More reviews from the recent Melbourne International Film Festival.
It could be argued that South Korean auteur Hong Sang-soo makes the same film over and over again (filmmaker protagonists and their twisted romances and relationships explored through drinking sessions and awkward social encounters), but what sets each of his films apart are the refreshing nuances of each story and character. His latest effort, "The Day He Arrives," is certainly no exception to the rule but within those very boundaries, Hong brings to the table equally unconventional and naturalistic characters that captivates audiences all over again.
This particular feature follows a has-been filmmaker, Seong-jun, who returns to Seoul from his countryside escape and catches up with old and new friends through a series of social encounters, many of which take place at a bar called Novel. The plot doesn't even really extend beyond that simple logline much, but Hong transcends the repetition with an odd sense of déjà vu (a theme also explored in his other film at MIFF, "Oki's Movie") that brings fresh perspective to each scene, revealing a new layer to existing characters. Black and white photography of Seoul's winter provides a gorgeous backdrop for Hong's subtle, entertaining work which will be reveled more so by existing fans of the director. [B]

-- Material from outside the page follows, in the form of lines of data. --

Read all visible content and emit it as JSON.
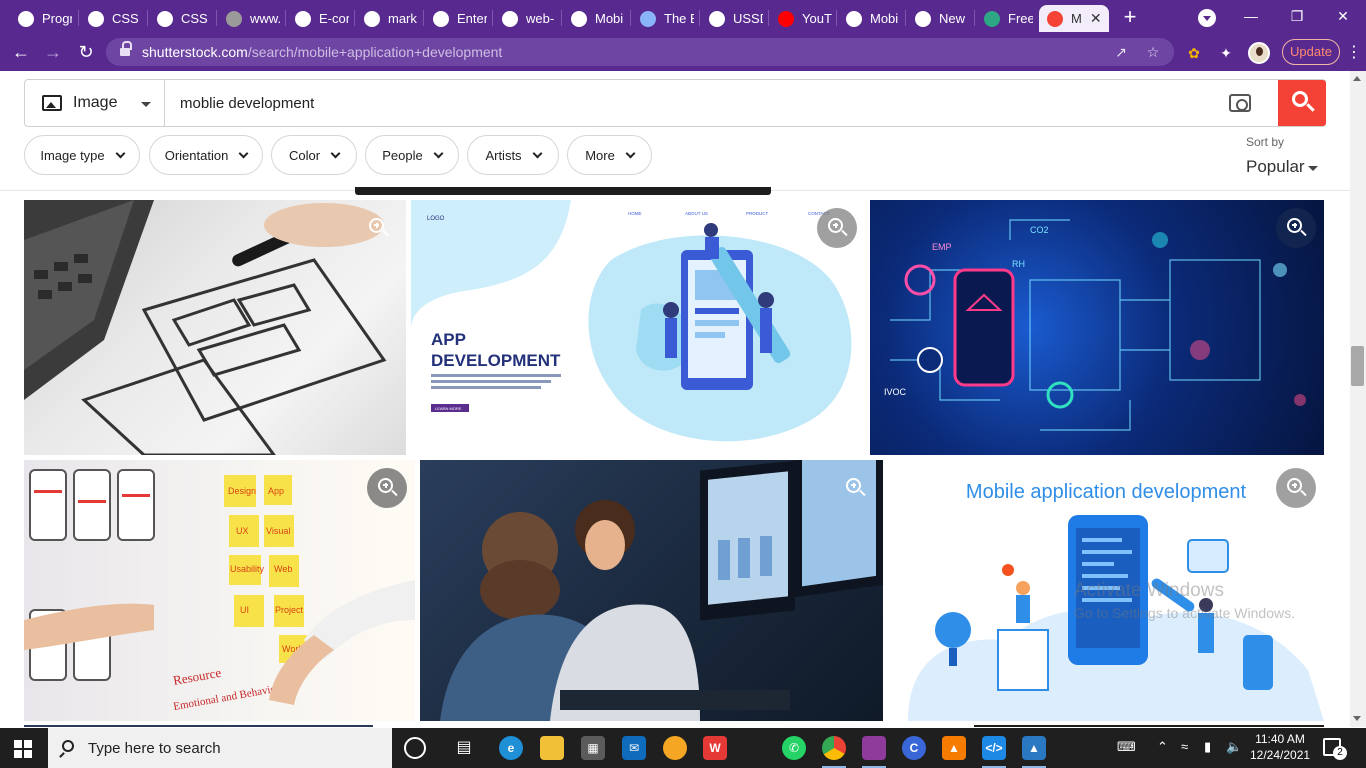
{
  "browser": {
    "tabs": [
      {
        "title": "Progr",
        "icon": "globe-icon",
        "color": "#ffffff"
      },
      {
        "title": "CSS l",
        "icon": "globe-icon",
        "color": "#ffffff"
      },
      {
        "title": "CSS b",
        "icon": "globe-icon",
        "color": "#ffffff"
      },
      {
        "title": "www.",
        "icon": "globe-icon",
        "color": "#9a9a9a"
      },
      {
        "title": "E-cor",
        "icon": "globe-icon",
        "color": "#ffffff"
      },
      {
        "title": "mark",
        "icon": "globe-icon",
        "color": "#ffffff"
      },
      {
        "title": "Enter",
        "icon": "globe-icon",
        "color": "#ffffff"
      },
      {
        "title": "web-",
        "icon": "globe-icon",
        "color": "#ffffff"
      },
      {
        "title": "Mobi",
        "icon": "globe-icon",
        "color": "#ffffff"
      },
      {
        "title": "The B",
        "icon": "theb-icon",
        "color": "#8ab4f8"
      },
      {
        "title": "USSD",
        "icon": "globe-icon",
        "color": "#ffffff"
      },
      {
        "title": "YouT",
        "icon": "youtube-icon",
        "color": "#ff0000"
      },
      {
        "title": "Mobi",
        "icon": "globe-icon",
        "color": "#ffffff"
      },
      {
        "title": "New",
        "icon": "chrome-icon",
        "color": "#ffffff"
      },
      {
        "title": "Free",
        "icon": "dribbble-icon",
        "color": "#2ea784"
      },
      {
        "title": "M",
        "icon": "shutterstock-icon",
        "color": "#f44336"
      }
    ],
    "url_domain": "shutterstock.com",
    "url_path": "/search/mobile+application+development",
    "update_label": "Update"
  },
  "search": {
    "type_label": "Image",
    "query": "moblie development"
  },
  "filters": {
    "chips": [
      "Image type",
      "Orientation",
      "Color",
      "People",
      "Artists",
      "More"
    ]
  },
  "sort": {
    "label": "Sort by",
    "value": "Popular"
  },
  "results": {
    "app_dev_title_1": "APP",
    "app_dev_title_2": "DEVELOPMENT",
    "app_dev_logo": "LOGO",
    "app_dev_nav": [
      "HOME",
      "ABOUT US",
      "PRODUCT",
      "CONTACT"
    ],
    "app_dev_button": "LEARN MORE",
    "circuit_labels": [
      "EMP",
      "CO2",
      "RH",
      "IVOC"
    ],
    "notes_words": [
      "Design",
      "App",
      "UX",
      "Visual",
      "Usability",
      "Web",
      "UI",
      "Project",
      "Work"
    ],
    "notes_caption": "Resource",
    "notes_caption_2": "Emotional and Behavior",
    "mad_title": "Mobile application development"
  },
  "system": {
    "watermark_line1": "Activate Windows",
    "watermark_line2": "Go to Settings to activate Windows.",
    "search_placeholder": "Type here to search",
    "time": "11:40 AM",
    "date": "12/24/2021",
    "notification_count": "2"
  }
}
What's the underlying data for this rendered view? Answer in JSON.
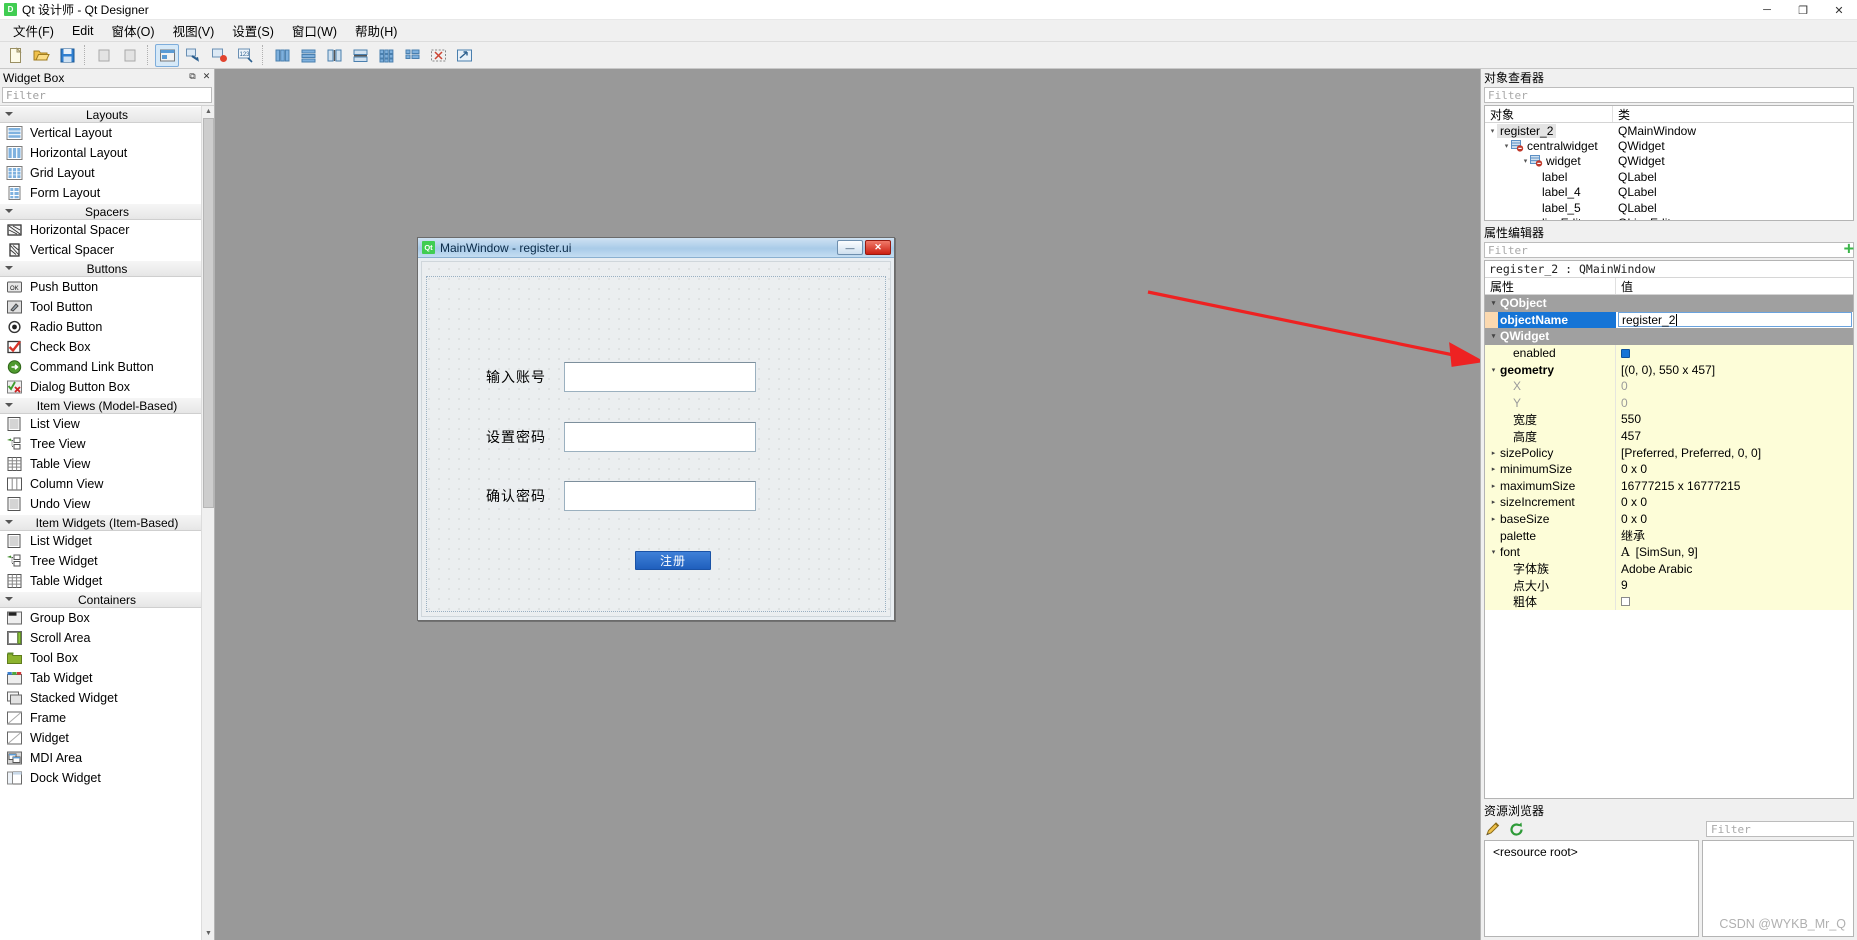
{
  "app": {
    "title": "Qt 设计师 - Qt Designer",
    "logo_text": "D",
    "window_buttons": {
      "minimize": "─",
      "maximize": "❐",
      "close": "✕"
    }
  },
  "menubar": {
    "items": [
      {
        "label": "文件(F)"
      },
      {
        "label": "Edit"
      },
      {
        "label": "窗体(O)"
      },
      {
        "label": "视图(V)"
      },
      {
        "label": "设置(S)"
      },
      {
        "label": "窗口(W)"
      },
      {
        "label": "帮助(H)"
      }
    ]
  },
  "toolbar": {
    "groups": [
      [
        "new-form",
        "open-form",
        "save-form"
      ],
      [
        "undo",
        "redo"
      ],
      [
        "edit-widgets",
        "edit-signals-slots",
        "edit-buddies",
        "edit-tab-order"
      ],
      [
        "layout-horizontally",
        "layout-vertically",
        "layout-splitter-h",
        "layout-splitter-v",
        "layout-grid",
        "layout-form",
        "break-layout",
        "adjust-size"
      ]
    ]
  },
  "widget_box": {
    "title": "Widget Box",
    "filter_placeholder": "Filter",
    "categories": [
      {
        "name": "Layouts",
        "items": [
          {
            "label": "Vertical Layout",
            "icon": "vertical-layout-icon"
          },
          {
            "label": "Horizontal Layout",
            "icon": "horizontal-layout-icon"
          },
          {
            "label": "Grid Layout",
            "icon": "grid-layout-icon"
          },
          {
            "label": "Form Layout",
            "icon": "form-layout-icon"
          }
        ]
      },
      {
        "name": "Spacers",
        "items": [
          {
            "label": "Horizontal Spacer",
            "icon": "horizontal-spacer-icon"
          },
          {
            "label": "Vertical Spacer",
            "icon": "vertical-spacer-icon"
          }
        ]
      },
      {
        "name": "Buttons",
        "items": [
          {
            "label": "Push Button",
            "icon": "push-button-icon"
          },
          {
            "label": "Tool Button",
            "icon": "tool-button-icon"
          },
          {
            "label": "Radio Button",
            "icon": "radio-button-icon"
          },
          {
            "label": "Check Box",
            "icon": "check-box-icon"
          },
          {
            "label": "Command Link Button",
            "icon": "command-link-button-icon"
          },
          {
            "label": "Dialog Button Box",
            "icon": "dialog-button-box-icon"
          }
        ]
      },
      {
        "name": "Item Views (Model-Based)",
        "items": [
          {
            "label": "List View",
            "icon": "list-view-icon"
          },
          {
            "label": "Tree View",
            "icon": "tree-view-icon"
          },
          {
            "label": "Table View",
            "icon": "table-view-icon"
          },
          {
            "label": "Column View",
            "icon": "column-view-icon"
          },
          {
            "label": "Undo View",
            "icon": "undo-view-icon"
          }
        ]
      },
      {
        "name": "Item Widgets (Item-Based)",
        "items": [
          {
            "label": "List Widget",
            "icon": "list-widget-icon"
          },
          {
            "label": "Tree Widget",
            "icon": "tree-widget-icon"
          },
          {
            "label": "Table Widget",
            "icon": "table-widget-icon"
          }
        ]
      },
      {
        "name": "Containers",
        "items": [
          {
            "label": "Group Box",
            "icon": "group-box-icon"
          },
          {
            "label": "Scroll Area",
            "icon": "scroll-area-icon"
          },
          {
            "label": "Tool Box",
            "icon": "tool-box-icon"
          },
          {
            "label": "Tab Widget",
            "icon": "tab-widget-icon"
          },
          {
            "label": "Stacked Widget",
            "icon": "stacked-widget-icon"
          },
          {
            "label": "Frame",
            "icon": "frame-icon"
          },
          {
            "label": "Widget",
            "icon": "widget-icon"
          },
          {
            "label": "MDI Area",
            "icon": "mdi-area-icon"
          },
          {
            "label": "Dock Widget",
            "icon": "dock-widget-icon"
          }
        ]
      }
    ]
  },
  "form": {
    "title": "MainWindow - register.ui",
    "logo_text": "Qt",
    "window_buttons": {
      "minimize": "—",
      "close": "✕"
    },
    "rows": [
      {
        "label": "输入账号",
        "value": ""
      },
      {
        "label": "设置密码",
        "value": ""
      },
      {
        "label": "确认密码",
        "value": ""
      }
    ],
    "submit_label": "注册"
  },
  "object_inspector": {
    "title": "对象查看器",
    "filter_placeholder": "Filter",
    "columns": [
      "对象",
      "类"
    ],
    "rows": [
      {
        "name": "register_2",
        "class": "QMainWindow",
        "indent": 0,
        "expander": "open",
        "icon": null,
        "selected": false
      },
      {
        "name": "centralwidget",
        "class": "QWidget",
        "indent": 1,
        "expander": "open",
        "icon": "layout-broken-icon",
        "selected": false
      },
      {
        "name": "widget",
        "class": "QWidget",
        "indent": 2,
        "expander": "open",
        "icon": "layout-broken-icon",
        "selected": false
      },
      {
        "name": "label",
        "class": "QLabel",
        "indent": 3,
        "expander": null,
        "icon": null,
        "selected": false
      },
      {
        "name": "label_4",
        "class": "QLabel",
        "indent": 3,
        "expander": null,
        "icon": null,
        "selected": false
      },
      {
        "name": "label_5",
        "class": "QLabel",
        "indent": 3,
        "expander": null,
        "icon": null,
        "selected": false
      },
      {
        "name": "lineEdit",
        "class": "QLineEdit",
        "indent": 3,
        "expander": null,
        "icon": null,
        "selected": false
      }
    ]
  },
  "property_editor": {
    "title": "属性编辑器",
    "filter_placeholder": "Filter",
    "selected_object": "register_2 : QMainWindow",
    "columns": [
      "属性",
      "值"
    ],
    "rows": [
      {
        "kind": "group",
        "name": "QObject",
        "value": "",
        "expander": "open"
      },
      {
        "kind": "selected",
        "name": "objectName",
        "value": "register_2",
        "editing": true
      },
      {
        "kind": "group",
        "name": "QWidget",
        "value": "",
        "expander": "open"
      },
      {
        "kind": "normal",
        "name": "enabled",
        "value": "",
        "control": "checkbox-on",
        "indent": 1
      },
      {
        "kind": "normal",
        "name": "geometry",
        "value": "[(0, 0), 550 x 457]",
        "expander": "open",
        "bold": true
      },
      {
        "kind": "normal",
        "name": "X",
        "value": "0",
        "indent": 2,
        "dim": true
      },
      {
        "kind": "normal",
        "name": "Y",
        "value": "0",
        "indent": 2,
        "dim": true
      },
      {
        "kind": "normal",
        "name": "宽度",
        "value": "550",
        "indent": 2
      },
      {
        "kind": "normal",
        "name": "高度",
        "value": "457",
        "indent": 2
      },
      {
        "kind": "normal",
        "name": "sizePolicy",
        "value": "[Preferred, Preferred, 0, 0]",
        "expander": "closed"
      },
      {
        "kind": "normal",
        "name": "minimumSize",
        "value": "0 x 0",
        "expander": "closed"
      },
      {
        "kind": "normal",
        "name": "maximumSize",
        "value": "16777215 x 16777215",
        "expander": "closed"
      },
      {
        "kind": "normal",
        "name": "sizeIncrement",
        "value": "0 x 0",
        "expander": "closed"
      },
      {
        "kind": "normal",
        "name": "baseSize",
        "value": "0 x 0",
        "expander": "closed"
      },
      {
        "kind": "normal",
        "name": "palette",
        "value": "继承",
        "indent": 1
      },
      {
        "kind": "normal",
        "name": "font",
        "value": "[SimSun, 9]",
        "expander": "open",
        "control": "font-glyph",
        "indent": 1
      },
      {
        "kind": "normal",
        "name": "字体族",
        "value": "Adobe Arabic",
        "indent": 2
      },
      {
        "kind": "normal",
        "name": "点大小",
        "value": "9",
        "indent": 2
      },
      {
        "kind": "normal",
        "name": "粗体",
        "value": "",
        "control": "checkbox-off",
        "indent": 2
      }
    ]
  },
  "resource_browser": {
    "title": "资源浏览器",
    "filter_placeholder": "Filter",
    "root_label": "<resource root>",
    "toolbar": [
      "edit-resources-icon",
      "reload-icon"
    ]
  },
  "watermark": "CSDN @WYKB_Mr_Q",
  "colors": {
    "accent_blue": "#1574d6",
    "qt_green": "#41cd52",
    "canvas_gray": "#999999",
    "property_yellow": "#fdfdd8",
    "group_gray": "#a0a0a0",
    "annotation_red": "#ee2222",
    "form_button_blue": "#2a66c4"
  }
}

In a similar vein to Claire Denis' Isabelle Huppert-led "White Material," Ulrich Koehler's "Sleeping Sickness" follows the exploits of Westerners and their fish-out-of-water experiences in tumultuous African countries. On this particular occasion, we are immersed into the world of two doctors -- the middle-aged and married Dr. Velten and the young, ambitious Dr. Nzilla -- both of whom are inspired by the chance to make a difference by staying or moving halfway across the world.
Told through two intersecting but split narratives, the philosophical deterioration of Velten as he mentors Nzilla in the second story dictates the tone and casts a dark shadow on Nzilla's quest three years after Velten decides to remain in Cameroon while his family returns back to their native Germany. Moody and atmospheric with captivating performances by the two leads, Pierre Bokma and Jean-Christophe Folly, a poetic ending leaves a lasting impression on audiences, a notion no doubt applauded in the film's Best Director Silver Bear win at this year's Berlin Film Festival. [B+]
Director Braden King described himself as a man with a background predominantly in photography and music rather than film. So it should come as no surprise then that in teaming with an Australian travel writer, Dani Valent, the duo have developed what ultimately plays out like a love letter to photography and travel. "HERE" stars Playlist favourite Ben Foster as Will Shepherd, a cartographer temporarily residing in Armenia for work who crosses path with a dreamy, native photographer Gadarine (Lubna Azabal).
An ambitious, avant-garde take on the romance and road film genre, the narrative is intercut with mesmerizing fleeting sequences of light and color with philosophical monologues and a deeply immersive score. There's little connection between these sequences and the narrative itself, however, with a lack of focus personified by the shallow romance between Shepherd and Gadarine -- no matter how warm or beautifully shot it is. The film, in fact, doubles as a touring art installation which probably says it all. [C]